Stored data entries
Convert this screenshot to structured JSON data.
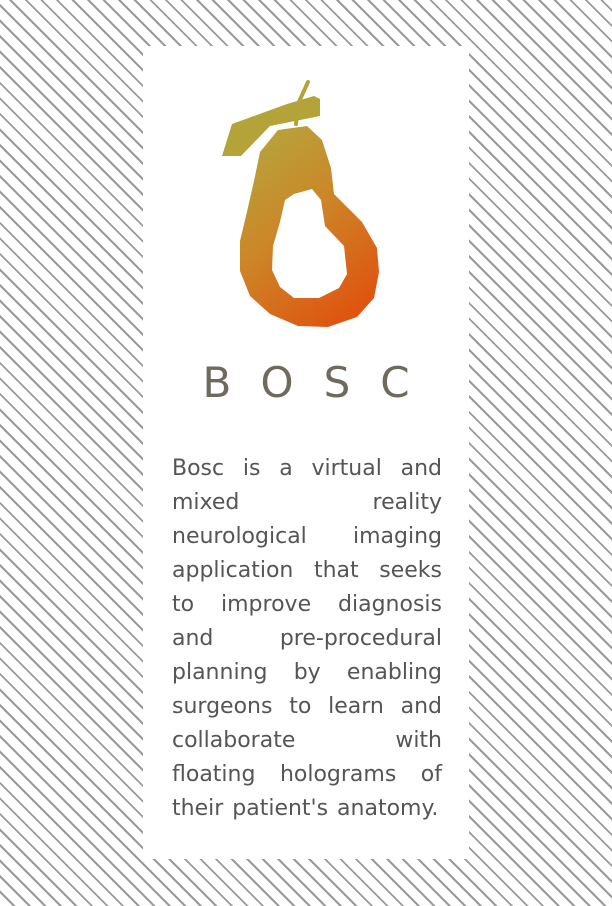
{
  "brand": {
    "name": "BOSC",
    "colors": {
      "leaf": "#b3a338",
      "stem": "#b3a338",
      "pear_top": "#b7a23a",
      "pear_bottom": "#df5a14",
      "text": "#6e6a5f"
    },
    "icon": "pear-logo-icon"
  },
  "description": "Bosc is a virtual and mixed reality neurological imaging application that seeks to improve diagnosis and pre-procedural planning by enabling surgeons to learn and collaborate with floating holograms of their patient's anatomy."
}
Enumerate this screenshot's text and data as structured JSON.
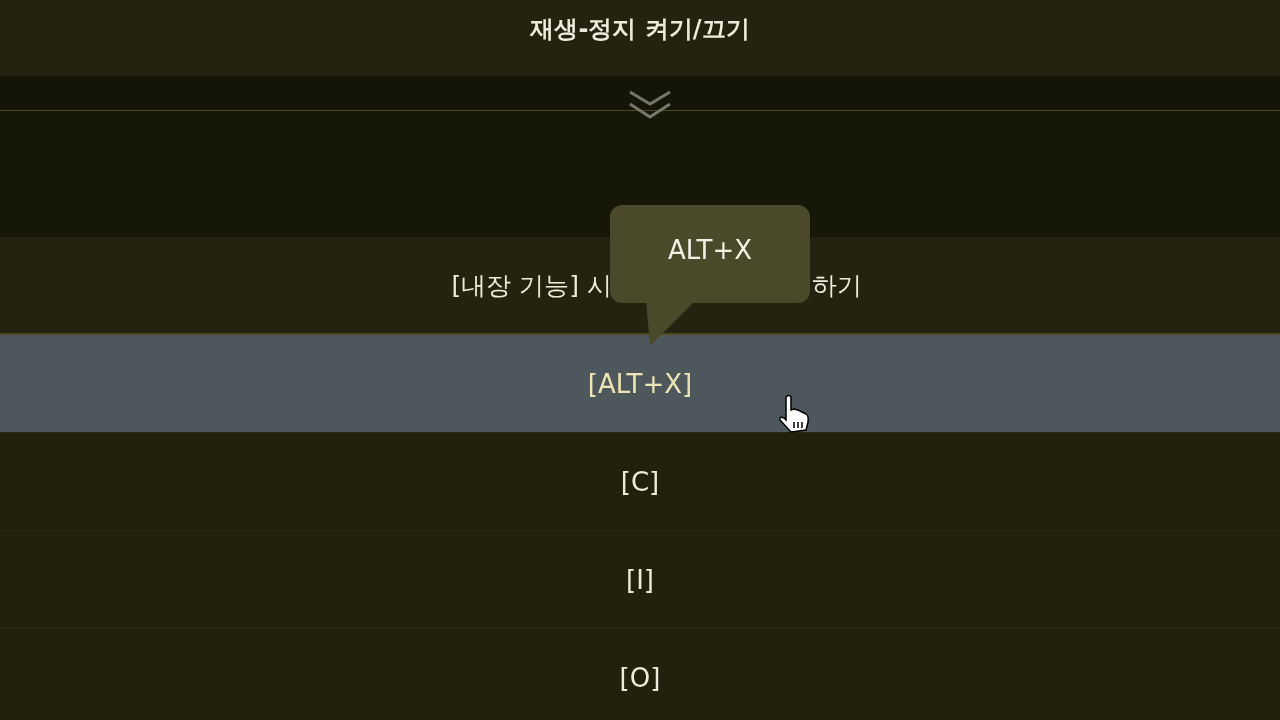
{
  "header": {
    "title": "재생-정지 켜기/끄기"
  },
  "section": {
    "title_parts": [
      "[내장 기능] 시",
      "하기"
    ]
  },
  "tooltip": {
    "text": "ALT+X"
  },
  "rows": [
    {
      "label": "[ALT+X]",
      "selected": true
    },
    {
      "label": "[C]",
      "selected": false
    },
    {
      "label": "[I]",
      "selected": false
    },
    {
      "label": "[O]",
      "selected": false
    }
  ]
}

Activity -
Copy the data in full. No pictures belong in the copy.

Completed task -
Convert this screenshot to structured JSON data.
{
  "brand": {
    "name": "BOSC",
    "colors": {
      "leaf": "#b3a338",
      "stem": "#b3a338",
      "pear_top": "#b7a23a",
      "pear_bottom": "#df5a14",
      "text": "#6e6a5f"
    },
    "icon": "pear-logo-icon"
  },
  "description": "Bosc is a virtual and mixed reality neurological imaging application that seeks to improve diagnosis and pre-procedural planning by enabling surgeons to learn and collaborate with floating holograms of their patient's anatomy."
}
Enumerate this screenshot's text and data as structured JSON.
{
  "header": {
    "title": "재생-정지 켜기/끄기"
  },
  "section": {
    "title_parts": [
      "[내장 기능] 시",
      "하기"
    ]
  },
  "tooltip": {
    "text": "ALT+X"
  },
  "rows": [
    {
      "label": "[ALT+X]",
      "selected": true
    },
    {
      "label": "[C]",
      "selected": false
    },
    {
      "label": "[I]",
      "selected": false
    },
    {
      "label": "[O]",
      "selected": false
    }
  ]
}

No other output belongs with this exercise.